The EU removed eight countries including Panama from its new tax haven blacklist on Tuesday after they pledged to address its concerns, in a move swiftly condemned by activists.
The United Arab Emirates, Tunisia, Mongolia, Macau, Grenada and Barbados were also lifted from the list by finance ministers, in a move that comes just weeks after the bloc unveiled its original list of 17 non-EU nations.
The decision drew criticism from campaigners including Oxfam who say the EU’s commitment to tackle tax avoidance after the “Panama Papers” leak in 2017 has now been watered down.
“Eight jurisdictions have been removed from the EU’s list of non-cooperative jurisdictions for tax purposes, following commitments made at a high political level to remedy EU concerns,” an EU statement said.
French finance minister Bruno Le Maire tweeted that “European pressure has brought its first results!” The eight countries will now be on a “grey list” of countries that have made unspecified commitments to the EU on reforming their tax laws.
The blacklist now covers just nine jurisdictions: American Samoa, Bahrain, Guam, Marshall Islands, Namibia, Palau, Saint Lucia, Samoa and Trinidad and Tobago.
Ministers agreed that “delisting was justified in the light of an expert assessment of the commitments made by these jurisdictions to address deficiencies identified by the EU,” the statement said.
“In each case, the commitments were backed by letters signed at a high political level.” The lists came a year on from the leak of the “Panama Papers” — a massive amount of data from a prominent Panamanian law firm showing how the world’s wealthy stash assets.
The EU originally screened a total of 92 countries to draw up the list, which is expected to be continuously updated.
Oxfam said Tuesday’s decision undercut EU efforts to get tough on tax.
“The EU is rushing to take countries off the blacklist without it being clear what they have actually committed to improve; this is further undermining the process,” said Aurore Chardonnet, Oxfam’s EU Policy Advisor on tax and inequality.
Chardonnet said it was “no secret that tax havens remain at the heart of the EU, with four European countries actually failing the EU’s own blacklisting criteria.”
“EU governments should tackle tax havens within the EU with the same urgency they are pressuring other countries to adopt tax reforms that were decided by an exclusive club of rich countries,” she added.
EU Economic Affairs Commissioner Pierre Moscovici last week accused several European countries including Ireland, the Netherlands, Luxembourg, Malta and Cyprus of being tax policy “black holes” and promised to pressure them to change their ways.
Moscovici has also urged ministers to make public any commitments made by countries to get off the list.

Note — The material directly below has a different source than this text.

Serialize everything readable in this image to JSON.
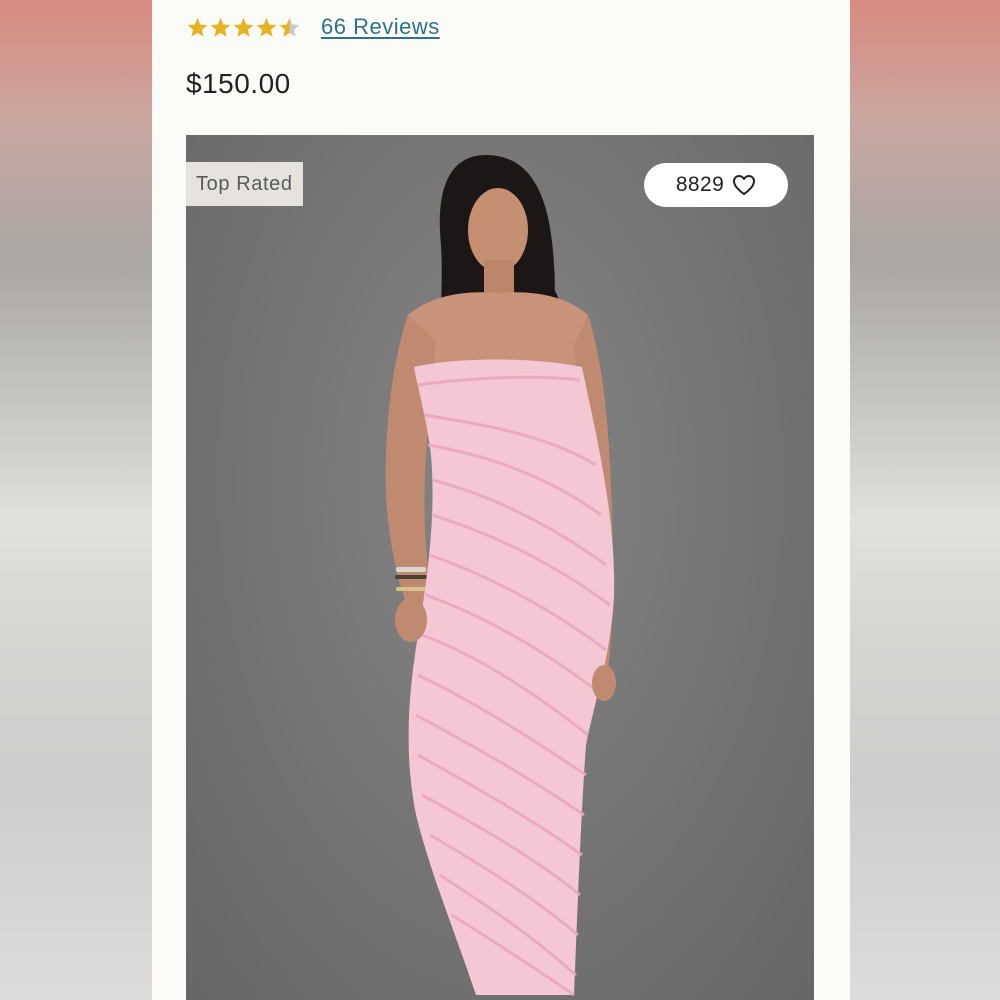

French MEP Eva Joly of the Greens party, a major advocate of fair tax policy, echoed his call and condemned the decision to withdraw the eight countries from the blacklist.
“Today’s decision further weakens the credibility of this list,” she said.